START Dataset excerpts
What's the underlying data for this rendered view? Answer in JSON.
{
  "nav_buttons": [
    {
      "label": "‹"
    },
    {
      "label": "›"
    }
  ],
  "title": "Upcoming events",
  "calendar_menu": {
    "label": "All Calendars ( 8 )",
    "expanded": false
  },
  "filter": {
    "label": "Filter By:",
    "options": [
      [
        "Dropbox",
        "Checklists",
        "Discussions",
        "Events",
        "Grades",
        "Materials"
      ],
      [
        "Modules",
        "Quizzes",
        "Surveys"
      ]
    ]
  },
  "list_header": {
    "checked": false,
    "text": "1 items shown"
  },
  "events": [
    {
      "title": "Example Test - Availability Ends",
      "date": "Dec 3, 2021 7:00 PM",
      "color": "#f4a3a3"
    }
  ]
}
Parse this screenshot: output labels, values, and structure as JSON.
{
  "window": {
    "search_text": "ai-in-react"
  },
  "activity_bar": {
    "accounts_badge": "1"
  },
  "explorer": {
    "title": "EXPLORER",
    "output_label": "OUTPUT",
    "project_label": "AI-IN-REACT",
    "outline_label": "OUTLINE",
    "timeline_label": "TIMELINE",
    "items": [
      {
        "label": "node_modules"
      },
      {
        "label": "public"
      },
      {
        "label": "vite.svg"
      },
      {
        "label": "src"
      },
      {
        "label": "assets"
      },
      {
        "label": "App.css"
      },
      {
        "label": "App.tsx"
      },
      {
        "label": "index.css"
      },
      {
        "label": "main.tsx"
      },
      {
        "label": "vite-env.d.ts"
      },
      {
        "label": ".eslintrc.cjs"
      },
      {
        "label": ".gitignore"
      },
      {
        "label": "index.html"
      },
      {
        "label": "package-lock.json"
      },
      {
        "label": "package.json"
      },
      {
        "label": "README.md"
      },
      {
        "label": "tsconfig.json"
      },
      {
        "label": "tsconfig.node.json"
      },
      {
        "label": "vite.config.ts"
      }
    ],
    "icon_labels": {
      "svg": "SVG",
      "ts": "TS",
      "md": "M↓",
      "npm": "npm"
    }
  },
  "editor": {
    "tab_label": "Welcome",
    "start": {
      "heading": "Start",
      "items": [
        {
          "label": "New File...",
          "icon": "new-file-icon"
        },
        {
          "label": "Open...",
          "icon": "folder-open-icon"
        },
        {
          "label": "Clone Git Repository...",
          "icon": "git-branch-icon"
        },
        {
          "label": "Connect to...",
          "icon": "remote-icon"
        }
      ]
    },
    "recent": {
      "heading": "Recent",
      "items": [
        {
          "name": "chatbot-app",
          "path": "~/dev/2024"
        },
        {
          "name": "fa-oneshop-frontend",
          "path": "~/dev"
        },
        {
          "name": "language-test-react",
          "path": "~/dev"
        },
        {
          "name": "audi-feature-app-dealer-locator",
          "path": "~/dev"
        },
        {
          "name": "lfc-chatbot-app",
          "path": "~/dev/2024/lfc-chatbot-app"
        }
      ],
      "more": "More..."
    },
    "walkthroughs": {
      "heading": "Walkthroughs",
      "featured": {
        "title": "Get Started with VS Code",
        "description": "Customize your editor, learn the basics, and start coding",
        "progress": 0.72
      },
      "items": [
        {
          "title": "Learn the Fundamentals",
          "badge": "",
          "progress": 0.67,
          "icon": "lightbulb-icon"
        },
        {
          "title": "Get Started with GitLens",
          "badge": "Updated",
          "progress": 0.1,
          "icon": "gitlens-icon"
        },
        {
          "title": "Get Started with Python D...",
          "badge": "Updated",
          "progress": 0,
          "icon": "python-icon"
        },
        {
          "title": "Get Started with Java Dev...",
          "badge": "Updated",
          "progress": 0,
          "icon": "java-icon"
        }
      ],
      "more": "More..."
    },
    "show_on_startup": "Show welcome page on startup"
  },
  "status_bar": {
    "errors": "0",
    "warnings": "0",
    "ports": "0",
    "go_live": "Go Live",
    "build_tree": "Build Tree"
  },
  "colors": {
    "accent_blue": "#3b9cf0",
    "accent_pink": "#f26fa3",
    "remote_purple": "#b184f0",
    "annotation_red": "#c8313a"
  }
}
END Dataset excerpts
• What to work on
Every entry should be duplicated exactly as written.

• Completed task
What's the underlying data for this rendered view? Answer in JSON.
{
  "nav_buttons": [
    {
      "label": "‹"
    },
    {
      "label": "›"
    }
  ],
  "title": "Upcoming events",
  "calendar_menu": {
    "label": "All Calendars ( 8 )",
    "expanded": false
  },
  "filter": {
    "label": "Filter By:",
    "options": [
      [
        "Dropbox",
        "Checklists",
        "Discussions",
        "Events",
        "Grades",
        "Materials"
      ],
      [
        "Modules",
        "Quizzes",
        "Surveys"
      ]
    ]
  },
  "list_header": {
    "checked": false,
    "text": "1 items shown"
  },
  "events": [
    {
      "title": "Example Test - Availability Ends",
      "date": "Dec 3, 2021 7:00 PM",
      "color": "#f4a3a3"
    }
  ]
}
Parse this screenshot: output labels, values, and structure as JSON.
{
  "window": {
    "search_text": "ai-in-react"
  },
  "activity_bar": {
    "accounts_badge": "1"
  },
  "explorer": {
    "title": "EXPLORER",
    "output_label": "OUTPUT",
    "project_label": "AI-IN-REACT",
    "outline_label": "OUTLINE",
    "timeline_label": "TIMELINE",
    "items": [
      {
        "label": "node_modules"
      },
      {
        "label": "public"
      },
      {
        "label": "vite.svg"
      },
      {
        "label": "src"
      },
      {
        "label": "assets"
      },
      {
        "label": "App.css"
      },
      {
        "label": "App.tsx"
      },
      {
        "label": "index.css"
      },
      {
        "label": "main.tsx"
      },
      {
        "label": "vite-env.d.ts"
      },
      {
        "label": ".eslintrc.cjs"
      },
      {
        "label": ".gitignore"
      },
      {
        "label": "index.html"
      },
      {
        "label": "package-lock.json"
      },
      {
        "label": "package.json"
      },
      {
        "label": "README.md"
      },
      {
        "label": "tsconfig.json"
      },
      {
        "label": "tsconfig.node.json"
      },
      {
        "label": "vite.config.ts"
      }
    ],
    "icon_labels": {
      "svg": "SVG",
      "ts": "TS",
      "md": "M↓",
      "npm": "npm"
    }
  },
  "editor": {
    "tab_label": "Welcome",
    "start": {
      "heading": "Start",
      "items": [
        {
          "label": "New File...",
          "icon": "new-file-icon"
        },
        {
          "label": "Open...",
          "icon": "folder-open-icon"
        },
        {
          "label": "Clone Git Repository...",
          "icon": "git-branch-icon"
        },
        {
          "label": "Connect to...",
          "icon": "remote-icon"
        }
      ]
    },
    "recent": {
      "heading": "Recent",
      "items": [
        {
          "name": "chatbot-app",
          "path": "~/dev/2024"
        },
        {
          "name": "fa-oneshop-frontend",
          "path": "~/dev"
        },
        {
          "name": "language-test-react",
          "path": "~/dev"
        },
        {
          "name": "audi-feature-app-dealer-locator",
          "path": "~/dev"
        },
        {
          "name": "lfc-chatbot-app",
          "path": "~/dev/2024/lfc-chatbot-app"
        }
      ],
      "more": "More..."
    },
    "walkthroughs": {
      "heading": "Walkthroughs",
      "featured": {
        "title": "Get Started with VS Code",
        "description": "Customize your editor, learn the basics, and start coding",
        "progress": 0.72
      },
      "items": [
        {
          "title": "Learn the Fundamentals",
          "badge": "",
          "progress": 0.67,
          "icon": "lightbulb-icon"
        },
        {
          "title": "Get Started with GitLens",
          "badge": "Updated",
          "progress": 0.1,
          "icon": "gitlens-icon"
        },
        {
          "title": "Get Started with Python D...",
          "badge": "Updated",
          "progress": 0,
          "icon": "python-icon"
        },
        {
          "title": "Get Started with Java Dev...",
          "badge": "Updated",
          "progress": 0,
          "icon": "java-icon"
        }
      ],
      "more": "More..."
    },
    "show_on_startup": "Show welcome page on startup"
  },
  "status_bar": {
    "errors": "0",
    "warnings": "0",
    "ports": "0",
    "go_live": "Go Live",
    "build_tree": "Build Tree"
  },
  "colors": {
    "accent_blue": "#3b9cf0",
    "accent_pink": "#f26fa3",
    "remote_purple": "#b184f0",
    "annotation_red": "#c8313a"
  }
}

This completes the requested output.